Data records for software interfaces:

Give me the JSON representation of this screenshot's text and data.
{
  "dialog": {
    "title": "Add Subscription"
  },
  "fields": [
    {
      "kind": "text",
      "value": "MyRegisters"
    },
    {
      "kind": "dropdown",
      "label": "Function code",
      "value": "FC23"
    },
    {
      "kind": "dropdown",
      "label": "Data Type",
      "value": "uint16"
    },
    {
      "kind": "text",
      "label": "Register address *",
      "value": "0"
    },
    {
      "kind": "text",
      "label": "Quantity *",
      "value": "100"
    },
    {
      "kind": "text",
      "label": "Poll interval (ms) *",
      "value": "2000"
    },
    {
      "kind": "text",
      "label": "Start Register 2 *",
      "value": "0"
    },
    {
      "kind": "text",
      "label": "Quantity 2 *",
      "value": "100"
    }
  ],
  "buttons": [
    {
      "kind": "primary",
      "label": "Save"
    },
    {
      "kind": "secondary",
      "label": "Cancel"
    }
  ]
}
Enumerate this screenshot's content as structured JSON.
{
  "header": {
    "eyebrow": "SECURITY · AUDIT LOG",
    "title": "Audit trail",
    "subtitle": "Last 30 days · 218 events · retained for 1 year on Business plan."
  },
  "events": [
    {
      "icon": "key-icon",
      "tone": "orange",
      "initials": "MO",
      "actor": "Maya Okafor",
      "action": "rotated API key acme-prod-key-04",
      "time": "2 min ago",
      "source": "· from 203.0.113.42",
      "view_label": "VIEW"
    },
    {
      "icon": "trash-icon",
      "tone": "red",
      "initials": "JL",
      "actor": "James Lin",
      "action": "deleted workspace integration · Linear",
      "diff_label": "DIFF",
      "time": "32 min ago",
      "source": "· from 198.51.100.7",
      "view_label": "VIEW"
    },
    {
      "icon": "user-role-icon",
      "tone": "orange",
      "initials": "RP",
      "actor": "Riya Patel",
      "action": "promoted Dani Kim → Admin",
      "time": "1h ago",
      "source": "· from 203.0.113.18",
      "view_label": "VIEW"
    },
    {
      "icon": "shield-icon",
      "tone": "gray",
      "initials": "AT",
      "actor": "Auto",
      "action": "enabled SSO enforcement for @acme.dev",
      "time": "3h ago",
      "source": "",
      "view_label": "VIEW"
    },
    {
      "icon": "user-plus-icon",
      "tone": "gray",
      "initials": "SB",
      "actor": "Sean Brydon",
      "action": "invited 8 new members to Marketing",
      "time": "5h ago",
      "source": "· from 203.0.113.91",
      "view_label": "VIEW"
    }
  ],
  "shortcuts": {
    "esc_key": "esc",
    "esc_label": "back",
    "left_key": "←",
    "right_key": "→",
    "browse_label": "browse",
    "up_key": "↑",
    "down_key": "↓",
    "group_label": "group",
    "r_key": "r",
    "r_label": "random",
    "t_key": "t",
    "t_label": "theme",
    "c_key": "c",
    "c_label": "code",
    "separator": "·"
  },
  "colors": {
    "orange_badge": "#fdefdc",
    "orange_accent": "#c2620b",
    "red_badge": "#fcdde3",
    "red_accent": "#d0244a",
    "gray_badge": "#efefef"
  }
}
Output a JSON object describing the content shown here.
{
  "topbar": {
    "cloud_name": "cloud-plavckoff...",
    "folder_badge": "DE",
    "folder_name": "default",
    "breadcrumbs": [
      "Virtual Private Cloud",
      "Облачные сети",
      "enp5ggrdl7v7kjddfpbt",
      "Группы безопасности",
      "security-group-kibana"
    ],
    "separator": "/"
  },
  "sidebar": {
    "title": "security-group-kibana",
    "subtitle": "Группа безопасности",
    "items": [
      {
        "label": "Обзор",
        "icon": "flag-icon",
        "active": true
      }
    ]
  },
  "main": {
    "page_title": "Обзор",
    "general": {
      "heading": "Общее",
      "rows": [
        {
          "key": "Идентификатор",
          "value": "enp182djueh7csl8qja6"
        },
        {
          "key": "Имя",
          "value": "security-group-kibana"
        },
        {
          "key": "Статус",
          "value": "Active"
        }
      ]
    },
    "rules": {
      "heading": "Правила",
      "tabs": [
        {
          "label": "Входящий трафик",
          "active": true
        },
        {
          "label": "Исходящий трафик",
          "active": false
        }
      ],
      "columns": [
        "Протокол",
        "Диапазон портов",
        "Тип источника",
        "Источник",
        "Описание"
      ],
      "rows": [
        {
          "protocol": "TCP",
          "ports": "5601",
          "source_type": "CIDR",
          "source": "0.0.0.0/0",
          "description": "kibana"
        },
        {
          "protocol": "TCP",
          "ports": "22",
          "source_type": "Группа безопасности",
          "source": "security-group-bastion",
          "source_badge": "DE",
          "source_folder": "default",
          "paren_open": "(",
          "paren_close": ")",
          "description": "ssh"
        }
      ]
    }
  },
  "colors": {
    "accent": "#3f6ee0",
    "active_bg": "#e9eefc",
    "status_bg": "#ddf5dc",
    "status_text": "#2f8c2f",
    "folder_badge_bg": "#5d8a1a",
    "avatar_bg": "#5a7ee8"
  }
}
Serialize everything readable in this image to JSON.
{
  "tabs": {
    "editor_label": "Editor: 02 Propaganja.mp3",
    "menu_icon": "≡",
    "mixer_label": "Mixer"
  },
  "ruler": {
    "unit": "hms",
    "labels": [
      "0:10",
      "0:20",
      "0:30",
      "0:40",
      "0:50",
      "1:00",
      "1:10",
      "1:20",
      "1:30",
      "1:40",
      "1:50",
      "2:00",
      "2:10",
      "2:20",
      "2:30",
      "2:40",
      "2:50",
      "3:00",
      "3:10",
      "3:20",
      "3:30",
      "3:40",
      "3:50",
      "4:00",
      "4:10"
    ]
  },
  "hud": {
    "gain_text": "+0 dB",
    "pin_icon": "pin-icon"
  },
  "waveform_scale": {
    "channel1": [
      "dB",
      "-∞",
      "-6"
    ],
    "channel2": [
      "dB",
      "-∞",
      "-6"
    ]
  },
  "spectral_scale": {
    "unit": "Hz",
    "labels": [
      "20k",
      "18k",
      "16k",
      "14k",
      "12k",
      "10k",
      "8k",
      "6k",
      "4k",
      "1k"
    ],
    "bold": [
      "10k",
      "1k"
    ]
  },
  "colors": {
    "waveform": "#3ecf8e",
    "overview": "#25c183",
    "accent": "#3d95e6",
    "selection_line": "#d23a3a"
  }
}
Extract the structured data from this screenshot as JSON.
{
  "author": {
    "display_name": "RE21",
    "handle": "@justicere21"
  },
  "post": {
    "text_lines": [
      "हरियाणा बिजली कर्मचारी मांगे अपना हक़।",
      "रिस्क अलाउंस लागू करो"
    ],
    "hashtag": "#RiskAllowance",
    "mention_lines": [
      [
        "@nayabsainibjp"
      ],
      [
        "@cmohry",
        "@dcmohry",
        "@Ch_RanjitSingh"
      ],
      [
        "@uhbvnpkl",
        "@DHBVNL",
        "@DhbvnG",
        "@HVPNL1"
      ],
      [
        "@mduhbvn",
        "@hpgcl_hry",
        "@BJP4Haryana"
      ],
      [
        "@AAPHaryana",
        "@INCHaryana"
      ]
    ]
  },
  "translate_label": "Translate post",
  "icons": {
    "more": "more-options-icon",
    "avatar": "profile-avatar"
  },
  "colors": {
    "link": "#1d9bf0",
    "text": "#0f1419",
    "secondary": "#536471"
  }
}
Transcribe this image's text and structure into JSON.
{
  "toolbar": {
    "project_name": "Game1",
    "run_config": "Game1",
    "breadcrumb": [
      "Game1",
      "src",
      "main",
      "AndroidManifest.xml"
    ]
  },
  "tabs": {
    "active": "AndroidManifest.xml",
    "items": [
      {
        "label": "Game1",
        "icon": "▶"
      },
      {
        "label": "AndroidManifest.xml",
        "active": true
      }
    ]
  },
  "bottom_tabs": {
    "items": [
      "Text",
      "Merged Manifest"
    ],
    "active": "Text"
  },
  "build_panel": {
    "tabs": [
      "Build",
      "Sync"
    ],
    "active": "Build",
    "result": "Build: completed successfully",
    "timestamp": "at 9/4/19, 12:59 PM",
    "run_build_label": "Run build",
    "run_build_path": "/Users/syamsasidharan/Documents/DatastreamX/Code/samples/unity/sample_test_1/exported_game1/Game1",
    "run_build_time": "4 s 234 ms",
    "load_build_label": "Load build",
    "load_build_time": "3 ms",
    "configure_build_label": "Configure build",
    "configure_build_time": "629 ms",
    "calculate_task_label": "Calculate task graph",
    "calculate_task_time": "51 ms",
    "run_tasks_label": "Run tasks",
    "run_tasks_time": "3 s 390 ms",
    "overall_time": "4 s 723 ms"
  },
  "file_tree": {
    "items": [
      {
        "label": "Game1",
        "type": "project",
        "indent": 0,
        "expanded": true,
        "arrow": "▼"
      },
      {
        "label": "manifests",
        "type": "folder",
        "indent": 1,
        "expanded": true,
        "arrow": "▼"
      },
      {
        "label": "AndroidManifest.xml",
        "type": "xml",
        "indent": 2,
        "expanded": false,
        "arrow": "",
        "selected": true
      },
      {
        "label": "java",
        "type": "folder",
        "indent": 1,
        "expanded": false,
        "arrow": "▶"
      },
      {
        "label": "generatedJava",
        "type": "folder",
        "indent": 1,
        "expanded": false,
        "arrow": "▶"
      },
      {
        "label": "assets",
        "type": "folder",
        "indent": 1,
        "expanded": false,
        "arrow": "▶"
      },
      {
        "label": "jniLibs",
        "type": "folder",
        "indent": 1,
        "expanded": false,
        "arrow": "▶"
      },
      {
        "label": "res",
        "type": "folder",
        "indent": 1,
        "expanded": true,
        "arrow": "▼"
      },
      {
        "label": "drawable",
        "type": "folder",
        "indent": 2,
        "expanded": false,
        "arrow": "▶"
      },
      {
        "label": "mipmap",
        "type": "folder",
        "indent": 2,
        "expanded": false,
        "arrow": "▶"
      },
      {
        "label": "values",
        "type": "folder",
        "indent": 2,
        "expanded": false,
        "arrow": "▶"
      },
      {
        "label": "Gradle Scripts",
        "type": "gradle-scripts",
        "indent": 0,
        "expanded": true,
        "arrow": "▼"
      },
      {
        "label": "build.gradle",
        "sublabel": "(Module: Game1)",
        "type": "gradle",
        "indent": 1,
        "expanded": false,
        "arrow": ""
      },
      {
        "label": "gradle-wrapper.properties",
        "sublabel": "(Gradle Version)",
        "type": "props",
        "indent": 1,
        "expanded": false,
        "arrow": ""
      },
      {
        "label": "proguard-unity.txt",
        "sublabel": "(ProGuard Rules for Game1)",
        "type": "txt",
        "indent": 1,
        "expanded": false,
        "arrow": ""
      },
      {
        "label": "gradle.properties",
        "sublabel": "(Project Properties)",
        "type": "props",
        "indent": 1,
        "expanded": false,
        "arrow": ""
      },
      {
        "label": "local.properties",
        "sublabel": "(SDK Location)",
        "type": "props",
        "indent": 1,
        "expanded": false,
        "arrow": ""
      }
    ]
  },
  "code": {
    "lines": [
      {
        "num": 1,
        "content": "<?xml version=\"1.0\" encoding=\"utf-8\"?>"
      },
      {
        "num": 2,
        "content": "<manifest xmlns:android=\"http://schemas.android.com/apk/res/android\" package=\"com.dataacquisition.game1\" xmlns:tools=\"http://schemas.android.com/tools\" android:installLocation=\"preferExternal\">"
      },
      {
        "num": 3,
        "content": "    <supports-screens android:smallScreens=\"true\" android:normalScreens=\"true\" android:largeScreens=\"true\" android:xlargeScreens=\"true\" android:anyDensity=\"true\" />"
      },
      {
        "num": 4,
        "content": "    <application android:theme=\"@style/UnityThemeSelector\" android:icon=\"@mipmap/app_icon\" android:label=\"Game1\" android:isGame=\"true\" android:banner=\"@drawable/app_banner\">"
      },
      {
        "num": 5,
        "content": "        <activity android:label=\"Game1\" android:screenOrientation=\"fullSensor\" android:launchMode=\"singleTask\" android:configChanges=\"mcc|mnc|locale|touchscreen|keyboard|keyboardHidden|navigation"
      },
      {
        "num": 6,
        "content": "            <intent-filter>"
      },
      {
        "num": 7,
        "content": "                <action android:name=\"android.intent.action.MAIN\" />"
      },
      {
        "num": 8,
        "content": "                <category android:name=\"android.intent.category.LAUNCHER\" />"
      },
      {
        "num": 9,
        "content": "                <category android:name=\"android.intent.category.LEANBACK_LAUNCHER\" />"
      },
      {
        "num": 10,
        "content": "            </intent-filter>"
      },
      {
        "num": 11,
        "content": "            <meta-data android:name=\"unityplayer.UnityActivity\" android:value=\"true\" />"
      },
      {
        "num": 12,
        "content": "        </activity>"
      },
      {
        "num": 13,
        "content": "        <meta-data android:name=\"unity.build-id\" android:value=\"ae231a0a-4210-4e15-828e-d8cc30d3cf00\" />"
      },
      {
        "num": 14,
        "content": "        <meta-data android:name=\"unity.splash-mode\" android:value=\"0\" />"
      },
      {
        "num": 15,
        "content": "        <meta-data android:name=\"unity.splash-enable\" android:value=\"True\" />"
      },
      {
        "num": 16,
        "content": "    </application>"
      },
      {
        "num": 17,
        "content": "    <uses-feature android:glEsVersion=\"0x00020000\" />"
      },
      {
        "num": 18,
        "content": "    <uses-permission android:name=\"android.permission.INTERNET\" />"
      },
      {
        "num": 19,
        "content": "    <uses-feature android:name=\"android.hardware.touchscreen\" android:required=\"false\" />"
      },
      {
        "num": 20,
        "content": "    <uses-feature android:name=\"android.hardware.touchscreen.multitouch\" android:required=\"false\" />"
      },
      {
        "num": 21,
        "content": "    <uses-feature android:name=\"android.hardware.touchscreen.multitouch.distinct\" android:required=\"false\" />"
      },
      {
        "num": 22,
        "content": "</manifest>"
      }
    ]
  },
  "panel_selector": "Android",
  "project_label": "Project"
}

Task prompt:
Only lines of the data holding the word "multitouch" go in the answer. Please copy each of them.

Task solution:
        "content": "    <uses-feature android:name=\"android.hardware.touchscreen.multitouch\" android:required=\"false\" />"
        "content": "    <uses-feature android:name=\"android.hardware.touchscreen.multitouch.distinct\" android:required=\"false\" />"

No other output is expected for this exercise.